So I decided that I’ll just do a little mini podcast as listening comprehension, telling you guys what’s going on and what I am up to :).
I didn’t have a script, so there are plenty of erm and uhms and I talked pretty much how I usually talk. (I am a slow speaker). I cut it up in segments to make it a little easier to follow and read the transcript, but it still might be a bit too fast for you , if you’re a beginner.
But maybe you can at least catch some words.
Let me know in the comments if you enjoyed it and if you’d like to have more.
Viel Spaß :)
wie geht’s euch :)?
Today, we’ll take a little break from all the boring reading and theory and instead do some
I don’t know if you remember but last time, I read you a couple of chapters from a lovely novel for learners called “A Berlin Crime Story” and I really like it because it is not as dull and steril as many other books in that genre.
Today, we’ll take another peek into the book. And yes… you can totally win some copies again, because Janine, the author, is awesome like that :). Oh and she also has a website and a Youtube channel with lots of cool material for German learners. I’ll give you the links below.
But let’s do the practice first.
Oh, if you want to listen to part 1 again, you can find that here.
And here’s what happened up to where we’ll jump in today:
wie geht’s euch heute? Last week was an all about grammar, so this week we’ll give those muscles a rest and instead focus on the muscle group called Earus Understandiceps with some listening comprehension. And today, I’m not going to read a short story. Instead, I’ll read a snippet of a whole book for learners.
Krimi in Berlin v1
V1 because it’s a three part series by now :).
The author is Janine, she is a German teacher (from Berlin, by the way) both in real life and online, she has a website with super useful free mini courses about German grammar (I’ll add all the links below), she has her own Youtube channel about the German language AND as if that wasn’t enough, she also writes novels for learners. And those are really lovely.
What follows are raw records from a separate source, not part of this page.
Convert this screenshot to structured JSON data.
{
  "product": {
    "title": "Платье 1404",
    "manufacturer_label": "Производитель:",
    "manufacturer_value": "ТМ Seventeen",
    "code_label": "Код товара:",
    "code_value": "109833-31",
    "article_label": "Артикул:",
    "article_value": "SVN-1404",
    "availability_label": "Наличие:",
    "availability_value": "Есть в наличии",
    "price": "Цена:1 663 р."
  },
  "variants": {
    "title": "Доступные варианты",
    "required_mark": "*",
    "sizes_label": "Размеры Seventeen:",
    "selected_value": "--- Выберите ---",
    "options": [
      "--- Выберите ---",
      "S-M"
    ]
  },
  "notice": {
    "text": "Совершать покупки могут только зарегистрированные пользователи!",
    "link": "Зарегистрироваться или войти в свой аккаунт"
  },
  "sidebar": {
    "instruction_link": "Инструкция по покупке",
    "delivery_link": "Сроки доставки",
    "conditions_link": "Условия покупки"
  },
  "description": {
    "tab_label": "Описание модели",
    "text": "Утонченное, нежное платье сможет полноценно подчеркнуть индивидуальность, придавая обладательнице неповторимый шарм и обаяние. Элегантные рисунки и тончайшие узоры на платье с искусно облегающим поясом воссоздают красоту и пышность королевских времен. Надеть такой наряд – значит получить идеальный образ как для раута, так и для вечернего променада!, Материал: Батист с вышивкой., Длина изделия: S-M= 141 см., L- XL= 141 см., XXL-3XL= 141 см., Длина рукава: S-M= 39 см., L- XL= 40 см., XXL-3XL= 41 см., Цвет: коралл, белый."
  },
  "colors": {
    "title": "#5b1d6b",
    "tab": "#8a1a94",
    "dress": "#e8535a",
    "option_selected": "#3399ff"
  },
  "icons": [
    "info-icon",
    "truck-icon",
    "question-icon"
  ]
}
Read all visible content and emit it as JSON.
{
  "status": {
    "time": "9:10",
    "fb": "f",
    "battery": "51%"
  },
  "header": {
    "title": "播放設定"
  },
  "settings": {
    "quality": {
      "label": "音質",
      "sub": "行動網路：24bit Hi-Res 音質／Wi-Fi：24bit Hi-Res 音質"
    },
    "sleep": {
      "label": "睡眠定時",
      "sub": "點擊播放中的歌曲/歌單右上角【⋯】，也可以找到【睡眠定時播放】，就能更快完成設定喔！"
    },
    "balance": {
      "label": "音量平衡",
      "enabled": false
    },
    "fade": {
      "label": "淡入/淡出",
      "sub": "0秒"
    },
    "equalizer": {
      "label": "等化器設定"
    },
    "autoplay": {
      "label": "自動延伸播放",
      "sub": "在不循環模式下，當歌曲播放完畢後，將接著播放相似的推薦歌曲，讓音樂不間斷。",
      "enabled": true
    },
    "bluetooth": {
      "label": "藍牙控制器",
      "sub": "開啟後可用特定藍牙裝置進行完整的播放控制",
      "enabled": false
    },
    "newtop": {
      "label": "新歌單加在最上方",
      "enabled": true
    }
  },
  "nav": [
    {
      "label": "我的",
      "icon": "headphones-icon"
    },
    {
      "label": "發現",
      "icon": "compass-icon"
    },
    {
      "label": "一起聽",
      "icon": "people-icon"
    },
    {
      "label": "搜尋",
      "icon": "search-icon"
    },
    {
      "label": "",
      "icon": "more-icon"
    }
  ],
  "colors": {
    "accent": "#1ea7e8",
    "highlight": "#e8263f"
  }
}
They’re well written and fun, she uses lots of colloquial language and slang that people ACTUALLY use in daily life, the stories are really up to date and “zeitgeist”-y and most importantly, she puts a lot of love into it.
Not like all those sterile, artificial learner books from the book assembly lines of the industry, full of preservatives and flavor enhancers and crap like that. Those will eat your soul.
Okay, no, they’re not that bad. But Janine’s books are better and funer and I’m really happy that she agreed to this little project.
We won’t read the very beginning because it is a bit slow, so let me fill you in on what happened so far:
it’s been entirely too long since we’ve worked on our listening comprehension so today we’ll work on… our listening comprehension. Yeay.
I’ll read a story to you and you can read along, either in German or with the line by line translation.